We soon got fed up with this and Dai Rees got us all together to decide what we could do about it. The outcome was that we asked to see the Captain of the club and I remember us meeting him on the grass outside the clubhouse.
Dai told the Captain that we were not prepared to use the changing rooms allocated to us and that, if we could not use the club changing rooms, the British professionals would fly home without competing in the tournament.
The Captain was not all that impressed with this until Dai said that most of us had been made honorary members of our own clubs in Britain.This seemed to make a difference.
The Captain told us to wait while he talked with a few of his committee members. While he relented over the changing rooms, I remember that we were not granted some of the other requests we had made.
While we all stayed on for the tournament, most of my pals were upset at the treatment we had got and said that they would not return the following year.
But I told them: “They don’t understand the game here yet.” I felt particularly sorry for the Spanish professionals and vowed to return in 1953.
My verdict might have been coloured by the fact that I won the Championship that year and in fact won it again the following year, when they made me an honorary member of the club. I liked playing in Spain and Portugal, winning the Spanish Open again in 1957.
In the late summer of 1968, when I was 52 and had that year won the Seniors Championship, my manager Derek Pillage had arranged a week of golf in Spain prior to playing in the Portuguese Open. Among the party were the actor Sean Connery, the comedian Bruce Forsythe and singer Glen Mason.
We played golf virtually every day and I was playing out of my skin, beating all the young pros in the party (Brian Barnes, Craig de Foy and John Garner). On one day I remember completing the first seven holes in level threes and promptly picked up my ball and walked in, not wanting to break the spell.
My form held at the Portuguese Open. I led by one shot with 135 after two rounds but had to play two rounds in the heat on the final day. By lunch I had increased the lead to two shots, on 204, but was being chased by the young Spaniard Angel Gallardo. Despite a wobble on the 18th, both of us scored 69 so I was 273 to Gallardo’s 275.

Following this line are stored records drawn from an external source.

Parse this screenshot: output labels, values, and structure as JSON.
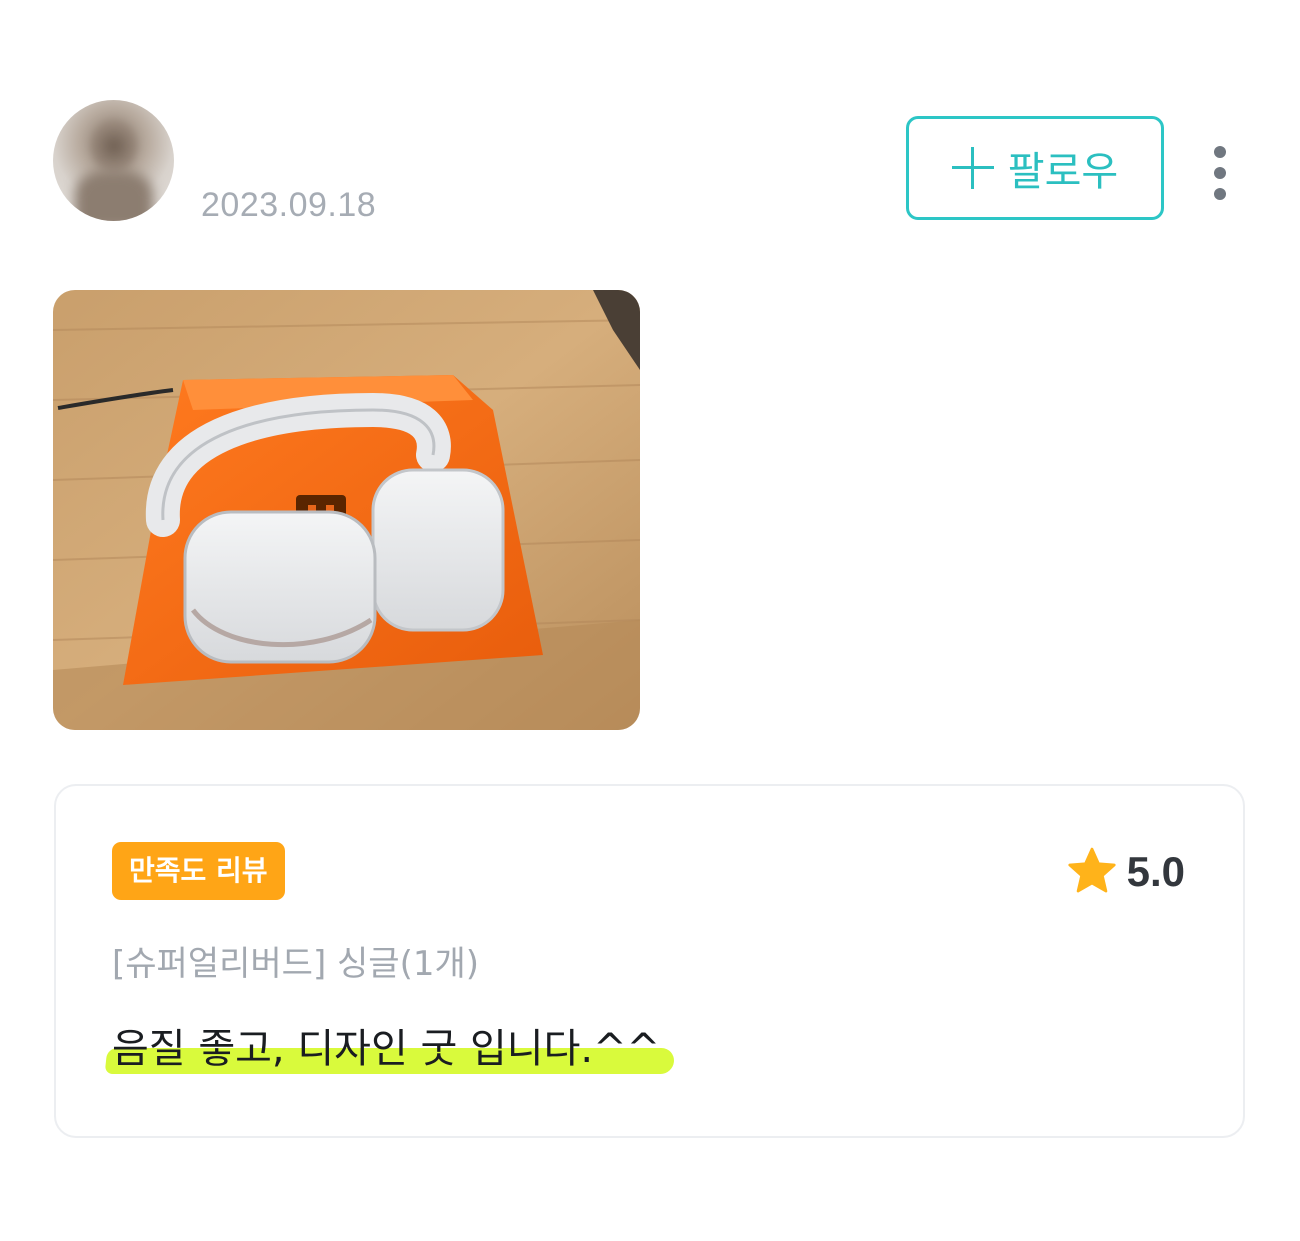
{
  "review": {
    "date": "2023.09.18",
    "follow_label": "팔로우",
    "badge": "만족도 리뷰",
    "rating": "5.0",
    "option": "[슈퍼얼리버드] 싱글(1개)",
    "text": "음질 좋고, 디자인 굿 입니다.^^"
  },
  "icons": {
    "follow": "plus-icon",
    "more": "more-vertical-icon",
    "rating": "star-icon"
  },
  "colors": {
    "accent": "#2cc6c6",
    "badge": "#ffa516",
    "star": "#ffb31a",
    "highlight": "#d9fa3c"
  }
}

I became the oldest winner of an Open Championship in the history of the game.